■ **Work request**: Search the data below for the word "side" and report how many lines contain it. Nothing but the number is needed.

Entries from a dataset of interfaces:
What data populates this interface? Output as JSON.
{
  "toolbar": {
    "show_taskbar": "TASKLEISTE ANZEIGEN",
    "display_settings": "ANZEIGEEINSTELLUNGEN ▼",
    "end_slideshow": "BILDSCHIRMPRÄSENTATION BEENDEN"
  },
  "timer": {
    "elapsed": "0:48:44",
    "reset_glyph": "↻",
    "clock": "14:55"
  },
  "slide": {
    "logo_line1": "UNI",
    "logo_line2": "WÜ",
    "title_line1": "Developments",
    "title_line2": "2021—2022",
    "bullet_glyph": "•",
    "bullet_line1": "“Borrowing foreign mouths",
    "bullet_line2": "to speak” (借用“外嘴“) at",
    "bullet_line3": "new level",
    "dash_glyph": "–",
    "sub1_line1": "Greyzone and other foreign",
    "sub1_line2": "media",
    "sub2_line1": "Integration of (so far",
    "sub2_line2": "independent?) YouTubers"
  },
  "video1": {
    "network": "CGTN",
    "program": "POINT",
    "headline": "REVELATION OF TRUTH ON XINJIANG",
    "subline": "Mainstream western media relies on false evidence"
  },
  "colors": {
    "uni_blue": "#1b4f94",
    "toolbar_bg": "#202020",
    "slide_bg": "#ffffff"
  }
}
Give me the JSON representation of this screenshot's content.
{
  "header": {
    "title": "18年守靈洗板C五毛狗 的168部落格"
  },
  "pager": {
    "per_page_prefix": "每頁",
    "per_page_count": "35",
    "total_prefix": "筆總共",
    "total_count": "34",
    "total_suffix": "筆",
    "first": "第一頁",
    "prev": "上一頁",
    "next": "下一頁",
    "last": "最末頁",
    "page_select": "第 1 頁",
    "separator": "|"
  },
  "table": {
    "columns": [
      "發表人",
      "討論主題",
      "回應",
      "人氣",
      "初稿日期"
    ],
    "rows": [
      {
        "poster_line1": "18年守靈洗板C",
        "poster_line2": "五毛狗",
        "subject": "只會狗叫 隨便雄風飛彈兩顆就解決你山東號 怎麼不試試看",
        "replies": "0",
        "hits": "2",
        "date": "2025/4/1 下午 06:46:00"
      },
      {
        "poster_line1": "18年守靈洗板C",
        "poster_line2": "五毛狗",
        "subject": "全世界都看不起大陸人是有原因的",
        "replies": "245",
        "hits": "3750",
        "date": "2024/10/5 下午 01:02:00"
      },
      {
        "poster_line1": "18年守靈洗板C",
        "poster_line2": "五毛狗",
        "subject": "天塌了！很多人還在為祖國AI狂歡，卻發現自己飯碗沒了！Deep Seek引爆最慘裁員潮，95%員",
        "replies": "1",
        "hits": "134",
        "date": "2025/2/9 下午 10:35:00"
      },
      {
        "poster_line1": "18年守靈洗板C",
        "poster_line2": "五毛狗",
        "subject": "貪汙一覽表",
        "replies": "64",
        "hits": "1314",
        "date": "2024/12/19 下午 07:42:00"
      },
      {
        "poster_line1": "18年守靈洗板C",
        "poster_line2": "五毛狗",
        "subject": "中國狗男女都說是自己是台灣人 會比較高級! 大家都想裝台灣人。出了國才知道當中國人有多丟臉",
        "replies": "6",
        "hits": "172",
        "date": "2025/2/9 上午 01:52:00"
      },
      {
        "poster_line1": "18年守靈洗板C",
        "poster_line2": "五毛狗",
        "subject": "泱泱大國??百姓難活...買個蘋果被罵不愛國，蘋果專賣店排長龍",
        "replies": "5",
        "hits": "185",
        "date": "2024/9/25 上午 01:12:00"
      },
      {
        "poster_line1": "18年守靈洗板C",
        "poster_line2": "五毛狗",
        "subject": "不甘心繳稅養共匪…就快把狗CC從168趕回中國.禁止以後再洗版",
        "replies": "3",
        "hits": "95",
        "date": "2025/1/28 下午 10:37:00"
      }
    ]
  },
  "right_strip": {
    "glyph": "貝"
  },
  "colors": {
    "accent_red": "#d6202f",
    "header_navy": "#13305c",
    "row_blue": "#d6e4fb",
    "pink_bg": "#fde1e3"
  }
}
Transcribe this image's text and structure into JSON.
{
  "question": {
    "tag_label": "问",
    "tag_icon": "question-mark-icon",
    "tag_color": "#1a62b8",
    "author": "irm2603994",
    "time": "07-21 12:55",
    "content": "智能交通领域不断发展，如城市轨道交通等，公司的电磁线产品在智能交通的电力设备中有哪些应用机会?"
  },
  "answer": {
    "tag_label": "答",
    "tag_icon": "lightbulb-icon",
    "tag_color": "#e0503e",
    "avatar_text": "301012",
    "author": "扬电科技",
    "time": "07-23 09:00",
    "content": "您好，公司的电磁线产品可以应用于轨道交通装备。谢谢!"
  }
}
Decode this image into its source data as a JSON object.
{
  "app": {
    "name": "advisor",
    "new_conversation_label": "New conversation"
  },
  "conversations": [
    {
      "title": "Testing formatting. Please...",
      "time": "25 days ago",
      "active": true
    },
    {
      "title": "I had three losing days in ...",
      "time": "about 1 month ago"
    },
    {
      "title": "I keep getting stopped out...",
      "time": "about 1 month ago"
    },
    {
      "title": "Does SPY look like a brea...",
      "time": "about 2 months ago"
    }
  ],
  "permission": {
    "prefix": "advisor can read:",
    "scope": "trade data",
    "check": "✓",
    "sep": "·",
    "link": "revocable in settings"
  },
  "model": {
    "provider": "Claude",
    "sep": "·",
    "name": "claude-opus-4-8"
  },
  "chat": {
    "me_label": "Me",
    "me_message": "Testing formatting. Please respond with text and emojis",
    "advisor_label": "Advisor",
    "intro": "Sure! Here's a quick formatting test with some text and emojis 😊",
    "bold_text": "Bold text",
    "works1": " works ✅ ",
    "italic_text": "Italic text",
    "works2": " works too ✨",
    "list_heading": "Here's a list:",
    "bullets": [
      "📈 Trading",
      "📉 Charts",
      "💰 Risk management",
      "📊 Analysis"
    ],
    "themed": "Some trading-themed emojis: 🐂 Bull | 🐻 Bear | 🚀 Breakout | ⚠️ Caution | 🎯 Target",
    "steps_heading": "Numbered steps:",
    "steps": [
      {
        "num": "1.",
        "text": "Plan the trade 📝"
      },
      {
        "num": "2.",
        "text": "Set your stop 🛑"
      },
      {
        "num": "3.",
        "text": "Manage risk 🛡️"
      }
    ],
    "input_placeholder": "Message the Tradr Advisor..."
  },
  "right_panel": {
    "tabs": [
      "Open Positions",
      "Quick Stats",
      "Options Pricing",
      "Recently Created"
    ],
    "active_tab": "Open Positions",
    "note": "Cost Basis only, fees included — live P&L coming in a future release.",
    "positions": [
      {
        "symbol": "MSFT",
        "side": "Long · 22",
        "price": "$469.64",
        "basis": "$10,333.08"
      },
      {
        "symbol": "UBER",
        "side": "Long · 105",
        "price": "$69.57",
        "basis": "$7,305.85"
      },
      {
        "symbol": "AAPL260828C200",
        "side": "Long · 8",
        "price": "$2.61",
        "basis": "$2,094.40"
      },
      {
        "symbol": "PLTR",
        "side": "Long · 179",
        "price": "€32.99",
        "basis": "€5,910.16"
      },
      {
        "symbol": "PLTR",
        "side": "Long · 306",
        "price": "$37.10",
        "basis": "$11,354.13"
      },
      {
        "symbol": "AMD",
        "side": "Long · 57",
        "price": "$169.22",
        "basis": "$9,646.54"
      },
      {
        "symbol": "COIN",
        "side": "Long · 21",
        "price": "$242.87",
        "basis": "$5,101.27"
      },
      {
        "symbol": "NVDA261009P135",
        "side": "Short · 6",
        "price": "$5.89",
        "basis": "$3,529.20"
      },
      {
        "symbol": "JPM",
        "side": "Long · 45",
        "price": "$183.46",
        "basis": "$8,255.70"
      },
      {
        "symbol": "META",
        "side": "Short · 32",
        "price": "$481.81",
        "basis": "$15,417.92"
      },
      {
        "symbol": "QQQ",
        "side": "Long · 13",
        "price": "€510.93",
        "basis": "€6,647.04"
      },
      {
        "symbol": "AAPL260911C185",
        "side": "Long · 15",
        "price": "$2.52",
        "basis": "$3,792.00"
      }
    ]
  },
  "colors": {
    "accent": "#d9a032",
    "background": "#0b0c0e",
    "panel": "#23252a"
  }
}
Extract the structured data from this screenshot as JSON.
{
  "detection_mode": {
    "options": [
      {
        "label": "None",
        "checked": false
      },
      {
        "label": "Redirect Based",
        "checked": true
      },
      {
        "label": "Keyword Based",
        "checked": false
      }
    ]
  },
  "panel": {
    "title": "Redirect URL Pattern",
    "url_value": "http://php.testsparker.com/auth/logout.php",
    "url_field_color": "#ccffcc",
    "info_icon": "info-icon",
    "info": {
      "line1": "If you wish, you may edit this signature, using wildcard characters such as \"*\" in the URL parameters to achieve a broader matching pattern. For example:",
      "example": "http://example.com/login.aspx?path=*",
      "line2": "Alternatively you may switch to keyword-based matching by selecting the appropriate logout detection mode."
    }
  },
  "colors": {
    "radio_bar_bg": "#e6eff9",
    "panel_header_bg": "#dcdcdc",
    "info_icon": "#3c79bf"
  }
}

■ **Solution to this task**: 12